        What is less true even than that is that Hollywood celebrities, addicted to adrenochrome, have abducted large numbers of children and kept them in cages as a source of their recreational drug.

        Least true of all is that 2,100 caged children were rescued from five different underground bases in California by US Marines on 14th October 2019. That nauseating lie was promulgated by a guy from Wisconsin called Timothy Charles Holmseth, first on YouTube and then on a web page dated 1st April 2020. This was no April Fool's joke—Holmseth followed it up two days later with a "report" expanding the story from 2,100 to 35,000 and from California to three other States. Robert Morningstar swallowed the story hook, line and sinker, and re-posted it on his Foolbook page five days ago. Morningstar is an educated man—a Fordham University scholar, he tells us often—so why is he spreading this garbage around? I suspect the answer is political. The ridiculous fiction known as Pizzagate showed us that the propagandists of the extreme right wing in the USA (and that includes Morningstar) are interested in connecting any democrats with pedophilia and other forms of child abuse. According to an article in Spectator USA, propagandists of the extreme right (Q-Anon) circulated a rumor in 2018 that there was a video showing Hillary Clinton and Huma Abedin mutilating a young girl in order to harvest adrenochrome from her terrified body. As if.

The Truth
        The truth is that the potency (and availability) of adrenochrome is all in fiction. Under the name drenchrom, it gets a mention in Anthony Burgess's dark dystopian novel Clockwork Orange. But the primary source of misinformation is Hunter Thompson's 1971 book Fear and Loathing in Las Vegas. Hunter Thompson himself admitted that he made up the part about adrenochrome.
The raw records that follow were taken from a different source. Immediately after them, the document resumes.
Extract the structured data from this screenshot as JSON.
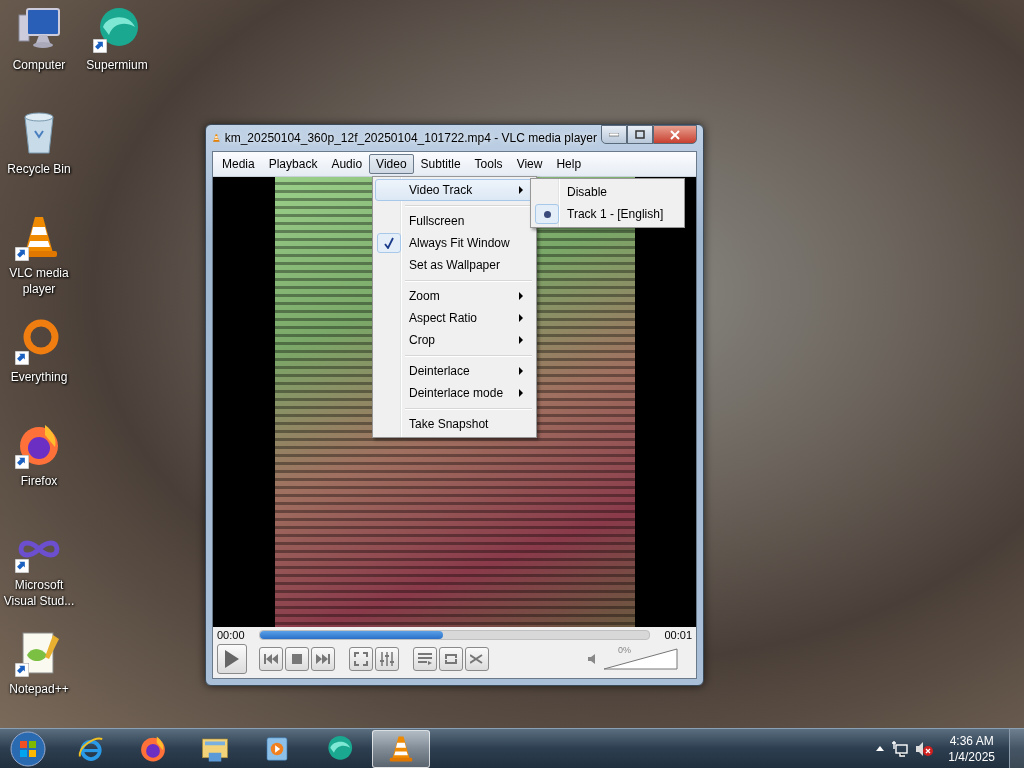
{
  "desktop_icons": [
    {
      "label": "Computer",
      "kind": "computer",
      "shortcut": false
    },
    {
      "label": "Recycle Bin",
      "kind": "recycle",
      "shortcut": false
    },
    {
      "label": "VLC media player",
      "kind": "vlc",
      "shortcut": true
    },
    {
      "label": "Everything",
      "kind": "everything",
      "shortcut": true
    },
    {
      "label": "Firefox",
      "kind": "firefox",
      "shortcut": true
    },
    {
      "label": "Microsoft Visual Stud...",
      "kind": "visualstudio",
      "shortcut": true
    },
    {
      "label": "Notepad++",
      "kind": "notepad",
      "shortcut": true
    },
    {
      "label": "Supermium",
      "kind": "supermium",
      "shortcut": true
    }
  ],
  "window": {
    "title": "km_20250104_360p_12f_20250104_101722.mp4 - VLC media player",
    "menu": [
      {
        "label": "Media",
        "selected": false
      },
      {
        "label": "Playback",
        "selected": false
      },
      {
        "label": "Audio",
        "selected": false
      },
      {
        "label": "Video",
        "selected": true
      },
      {
        "label": "Subtitle",
        "selected": false
      },
      {
        "label": "Tools",
        "selected": false
      },
      {
        "label": "View",
        "selected": false
      },
      {
        "label": "Help",
        "selected": false
      }
    ],
    "time_elapsed": "00:00",
    "time_total": "00:01",
    "progress": {
      "level": 0.47
    },
    "volume": {
      "reading": "0%",
      "level": 0
    }
  },
  "video_menu": {
    "groups": [
      [
        {
          "label": "Video Track",
          "submenu": true,
          "checked": false,
          "selected": true
        }
      ],
      [
        {
          "label": "Fullscreen",
          "submenu": false,
          "checked": false,
          "selected": false
        },
        {
          "label": "Always Fit Window",
          "submenu": false,
          "checked": true,
          "selected": false
        },
        {
          "label": "Set as Wallpaper",
          "submenu": false,
          "checked": false,
          "selected": false
        }
      ],
      [
        {
          "label": "Zoom",
          "submenu": true,
          "checked": false,
          "selected": false
        },
        {
          "label": "Aspect Ratio",
          "submenu": true,
          "checked": false,
          "selected": false
        },
        {
          "label": "Crop",
          "submenu": true,
          "checked": false,
          "selected": false
        }
      ],
      [
        {
          "label": "Deinterlace",
          "submenu": true,
          "checked": false,
          "selected": false
        },
        {
          "label": "Deinterlace mode",
          "submenu": true,
          "checked": false,
          "selected": false
        }
      ],
      [
        {
          "label": "Take Snapshot",
          "submenu": false,
          "checked": false,
          "selected": false
        }
      ]
    ]
  },
  "video_track_submenu": {
    "items": [
      {
        "label": "Disable",
        "selected": false
      },
      {
        "label": "Track 1 - [English]",
        "selected": true
      }
    ]
  },
  "taskbar": {
    "apps": [
      {
        "kind": "ie",
        "active": false
      },
      {
        "kind": "firefox",
        "active": false
      },
      {
        "kind": "explorer",
        "active": false
      },
      {
        "kind": "mediaplayer",
        "active": false
      },
      {
        "kind": "supermium",
        "active": false
      },
      {
        "kind": "vlc",
        "active": true
      }
    ],
    "clock": {
      "time": "4:36 AM",
      "date": "1/4/2025"
    }
  }
}
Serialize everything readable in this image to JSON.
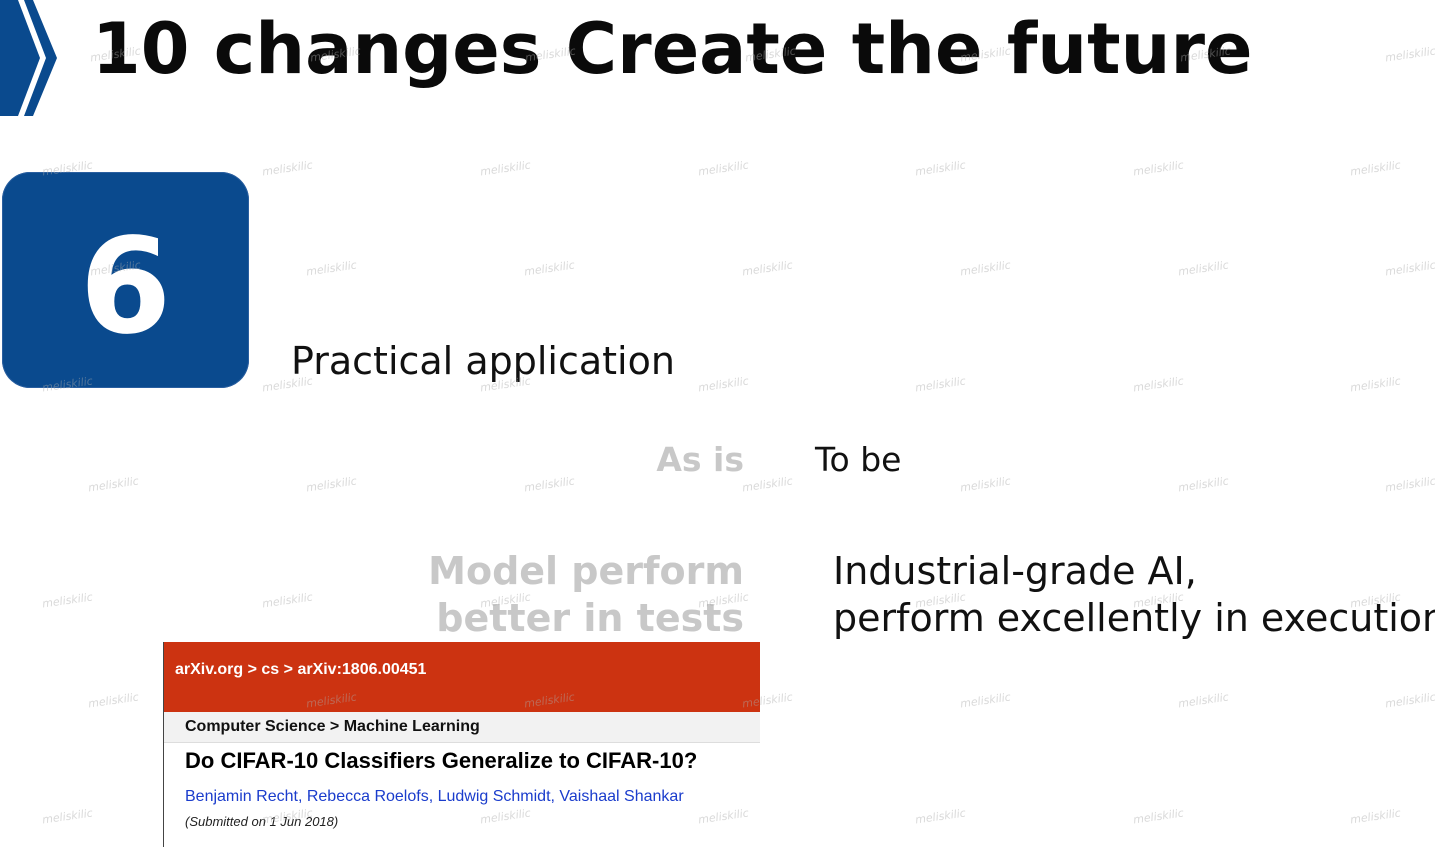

The movie adaptation even shows Johnny Depp taking a hit:

Universal Pictures, 1998

        The whole idea of harvesting adrenochrome from adrenal galnds was a plot point in the FICTIONAL TV series Inspector Lewis (2008).

An obsession

Timothy Charles Holmseth describes himself as follows:
 “Timothy Charles Holmseth, 51, Minnesota, is a former radio broadcaster, government reporter, magazine writer, song writer, author, and publisher…recognized with first place awards for news reporting and column writing by the North Dakota Newspaper Association including Best News Series, as well as awards from Boone Publishing.”
The Frank Report investigated these claims and wrote:
He was never a “radio broadcaster” – just a guest on an internet podcast. Never a Government reporter (whatever that is) – and never wrote a magazine or song anyone knows of. Search of the ND Newspaper Assn site shows they never heard of him – and Boone Publishing doesn’t give awards.
        It is sort-of-true that Holmseth is an author and publisher. Amazon books lists five works self-published by him. The topics of all five are, guess what? Pedophilia and child abuse. Holmseth also claims to belong to some organization called the Pentagon Pedophile Task Force. The internet fact-checker Lead Stories debunked the whole pack of lies yesterday, confirming that there is no such thing as the Pentagon Pedophile Task Force. A blog in March 2018 detailed Holmseth's criminal record.

...and this is the man who Robert Morningstar wants us to believe.

Minnesota’s Timothy Holmseth finds trouble with his Q-Anon conspiracies
The truth about adrenochrome
Timothy Charles Holmseth is not what he appears to be (YouTube)